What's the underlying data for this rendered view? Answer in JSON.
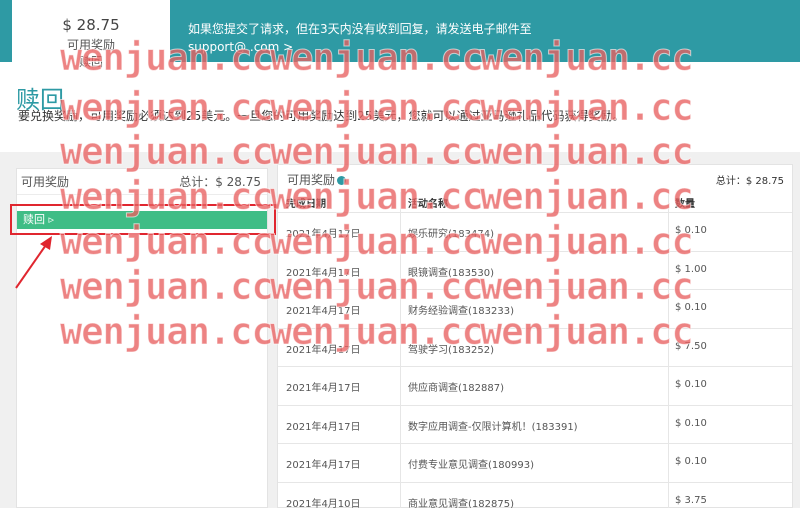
{
  "banner": {
    "balance_amount": "$ 28.75",
    "balance_label": "可用奖励",
    "balance_redeem_label": "赎回",
    "message_line1": "如果您提交了请求，但在3天内没有收到回复，请发送电子邮件至",
    "message_line2": "support@                    .com >"
  },
  "page": {
    "title": "赎回",
    "description": "要兑换奖励，可用奖励必须达到25美元。一旦您的可用奖励达到25美元，您就可以通过亚马逊礼品代码获得奖励。"
  },
  "left_panel": {
    "title": "可用奖励",
    "total": "总计：$ 28.75",
    "redeem_button": "赎回 ▹"
  },
  "right_panel": {
    "title": "可用奖励",
    "total": "总计：$ 28.75",
    "columns": {
      "date": "完成日期",
      "name": "活动名称",
      "qty": "数量"
    },
    "rows": [
      {
        "date": "2021年4月17日",
        "name": "娱乐研究(183474)",
        "qty": "$ 0.10"
      },
      {
        "date": "2021年4月17日",
        "name": "眼镜调查(183530)",
        "qty": "$ 1.00"
      },
      {
        "date": "2021年4月17日",
        "name": "财务经验调查(183233)",
        "qty": "$ 0.10"
      },
      {
        "date": "2021年4月17日",
        "name": "驾驶学习(183252)",
        "qty": "$ 7.50"
      },
      {
        "date": "2021年4月17日",
        "name": "供应商调查(182887)",
        "qty": "$ 0.10"
      },
      {
        "date": "2021年4月17日",
        "name": "数字应用调查-仅限计算机！(183391)",
        "qty": "$ 0.10"
      },
      {
        "date": "2021年4月17日",
        "name": "付费专业意见调查(180993)",
        "qty": "$ 0.10"
      },
      {
        "date": "2021年4月10日",
        "name": "商业意见调查(182875)",
        "qty": "$ 3.75"
      }
    ]
  },
  "watermark": {
    "text": "wenjuan.cc"
  },
  "colors": {
    "accent": "#2e9aa4",
    "redeem_green": "#3fbd86",
    "highlight_red": "#e0262f",
    "watermark": "#e86060"
  }
}
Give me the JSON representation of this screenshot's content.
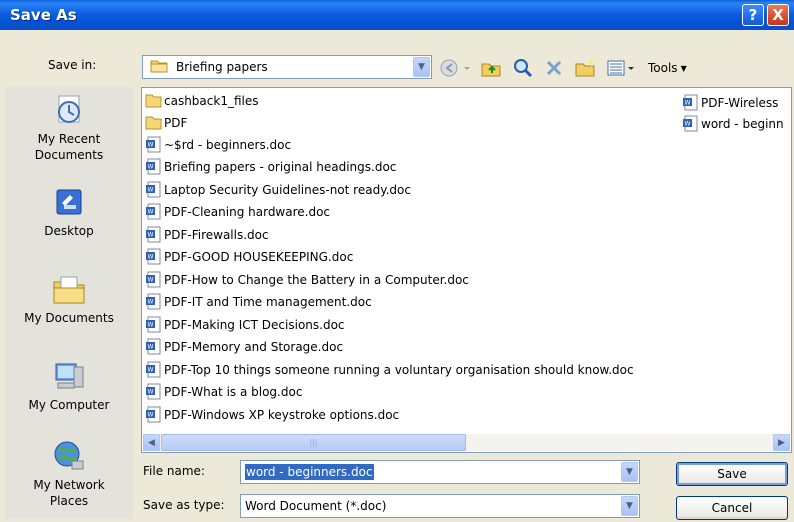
{
  "dialog": {
    "title": "Save As",
    "help_label": "?",
    "close_label": "X"
  },
  "savein": {
    "label": "Save in:",
    "value": "Briefing papers"
  },
  "toolbar": {
    "tools_label": "Tools"
  },
  "places": [
    {
      "label_lines": [
        "My Recent",
        "Documents"
      ],
      "icon": "recent-documents-icon"
    },
    {
      "label_lines": [
        "Desktop"
      ],
      "icon": "desktop-icon"
    },
    {
      "label_lines": [
        "My Documents"
      ],
      "icon": "my-documents-icon"
    },
    {
      "label_lines": [
        "My Computer"
      ],
      "icon": "my-computer-icon"
    },
    {
      "label_lines": [
        "My Network",
        "Places"
      ],
      "icon": "network-places-icon"
    }
  ],
  "files": {
    "column1": [
      {
        "name": "cashback1_files",
        "type": "folder"
      },
      {
        "name": "PDF",
        "type": "folder"
      },
      {
        "name": "~$rd - beginners.doc",
        "type": "doc"
      },
      {
        "name": "Briefing papers - original headings.doc",
        "type": "doc"
      },
      {
        "name": "Laptop Security Guidelines-not ready.doc",
        "type": "doc"
      },
      {
        "name": "PDF-Cleaning hardware.doc",
        "type": "doc"
      },
      {
        "name": "PDF-Firewalls.doc",
        "type": "doc"
      },
      {
        "name": "PDF-GOOD HOUSEKEEPING.doc",
        "type": "doc"
      },
      {
        "name": "PDF-How to Change the Battery in a Computer.doc",
        "type": "doc"
      },
      {
        "name": "PDF-IT and Time management.doc",
        "type": "doc"
      },
      {
        "name": "PDF-Making ICT Decisions.doc",
        "type": "doc"
      },
      {
        "name": "PDF-Memory and Storage.doc",
        "type": "doc"
      },
      {
        "name": "PDF-Top 10 things someone running a voluntary organisation should know.doc",
        "type": "doc"
      },
      {
        "name": "PDF-What is a blog.doc",
        "type": "doc"
      },
      {
        "name": "PDF-Windows XP keystroke options.doc",
        "type": "doc"
      }
    ],
    "column2": [
      {
        "name": "PDF-Wireless",
        "type": "doc"
      },
      {
        "name": "word - beginn",
        "type": "doc"
      }
    ]
  },
  "filename": {
    "label": "File name:",
    "value": "word - beginners.doc"
  },
  "savetype": {
    "label": "Save as type:",
    "value": "Word Document (*.doc)"
  },
  "buttons": {
    "save": "Save",
    "cancel": "Cancel"
  },
  "colors": {
    "titlebar": "#0a5fd8",
    "selection": "#316ac5",
    "dialog_bg": "#ece9d8"
  }
}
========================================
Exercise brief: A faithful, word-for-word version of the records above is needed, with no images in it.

Output of the exercise:
What's the underlying data for this rendered view? Answer in JSON.
{
  "banner": {
    "balance_amount": "$ 28.75",
    "balance_label": "可用奖励",
    "balance_redeem_label": "赎回",
    "message_line1": "如果您提交了请求，但在3天内没有收到回复，请发送电子邮件至",
    "message_line2": "support@                    .com >"
  },
  "page": {
    "title": "赎回",
    "description": "要兑换奖励，可用奖励必须达到25美元。一旦您的可用奖励达到25美元，您就可以通过亚马逊礼品代码获得奖励。"
  },
  "left_panel": {
    "title": "可用奖励",
    "total": "总计：$ 28.75",
    "redeem_button": "赎回 ▹"
  },
  "right_panel": {
    "title": "可用奖励",
    "total": "总计：$ 28.75",
    "columns": {
      "date": "完成日期",
      "name": "活动名称",
      "qty": "数量"
    },
    "rows": [
      {
        "date": "2021年4月17日",
        "name": "娱乐研究(183474)",
        "qty": "$ 0.10"
      },
      {
        "date": "2021年4月17日",
        "name": "眼镜调查(183530)",
        "qty": "$ 1.00"
      },
      {
        "date": "2021年4月17日",
        "name": "财务经验调查(183233)",
        "qty": "$ 0.10"
      },
      {
        "date": "2021年4月17日",
        "name": "驾驶学习(183252)",
        "qty": "$ 7.50"
      },
      {
        "date": "2021年4月17日",
        "name": "供应商调查(182887)",
        "qty": "$ 0.10"
      },
      {
        "date": "2021年4月17日",
        "name": "数字应用调查-仅限计算机！(183391)",
        "qty": "$ 0.10"
      },
      {
        "date": "2021年4月17日",
        "name": "付费专业意见调查(180993)",
        "qty": "$ 0.10"
      },
      {
        "date": "2021年4月10日",
        "name": "商业意见调查(182875)",
        "qty": "$ 3.75"
      }
    ]
  },
  "watermark": {
    "text": "wenjuan.cc"
  },
  "colors": {
    "accent": "#2e9aa4",
    "redeem_green": "#3fbd86",
    "highlight_red": "#e0262f",
    "watermark": "#e86060"
  }
}
Give me the JSON representation of this screenshot's content.
{
  "dialog": {
    "title": "Save As",
    "help_label": "?",
    "close_label": "X"
  },
  "savein": {
    "label": "Save in:",
    "value": "Briefing papers"
  },
  "toolbar": {
    "tools_label": "Tools"
  },
  "places": [
    {
      "label_lines": [
        "My Recent",
        "Documents"
      ],
      "icon": "recent-documents-icon"
    },
    {
      "label_lines": [
        "Desktop"
      ],
      "icon": "desktop-icon"
    },
    {
      "label_lines": [
        "My Documents"
      ],
      "icon": "my-documents-icon"
    },
    {
      "label_lines": [
        "My Computer"
      ],
      "icon": "my-computer-icon"
    },
    {
      "label_lines": [
        "My Network",
        "Places"
      ],
      "icon": "network-places-icon"
    }
  ],
  "files": {
    "column1": [
      {
        "name": "cashback1_files",
        "type": "folder"
      },
      {
        "name": "PDF",
        "type": "folder"
      },
      {
        "name": "~$rd - beginners.doc",
        "type": "doc"
      },
      {
        "name": "Briefing papers - original headings.doc",
        "type": "doc"
      },
      {
        "name": "Laptop Security Guidelines-not ready.doc",
        "type": "doc"
      },
      {
        "name": "PDF-Cleaning hardware.doc",
        "type": "doc"
      },
      {
        "name": "PDF-Firewalls.doc",
        "type": "doc"
      },
      {
        "name": "PDF-GOOD HOUSEKEEPING.doc",
        "type": "doc"
      },
      {
        "name": "PDF-How to Change the Battery in a Computer.doc",
        "type": "doc"
      },
      {
        "name": "PDF-IT and Time management.doc",
        "type": "doc"
      },
      {
        "name": "PDF-Making ICT Decisions.doc",
        "type": "doc"
      },
      {
        "name": "PDF-Memory and Storage.doc",
        "type": "doc"
      },
      {
        "name": "PDF-Top 10 things someone running a voluntary organisation should know.doc",
        "type": "doc"
      },
      {
        "name": "PDF-What is a blog.doc",
        "type": "doc"
      },
      {
        "name": "PDF-Windows XP keystroke options.doc",
        "type": "doc"
      }
    ],
    "column2": [
      {
        "name": "PDF-Wireless",
        "type": "doc"
      },
      {
        "name": "word - beginn",
        "type": "doc"
      }
    ]
  },
  "filename": {
    "label": "File name:",
    "value": "word - beginners.doc"
  },
  "savetype": {
    "label": "Save as type:",
    "value": "Word Document (*.doc)"
  },
  "buttons": {
    "save": "Save",
    "cancel": "Cancel"
  },
  "colors": {
    "titlebar": "#0a5fd8",
    "selection": "#316ac5",
    "dialog_bg": "#ece9d8"
  }
}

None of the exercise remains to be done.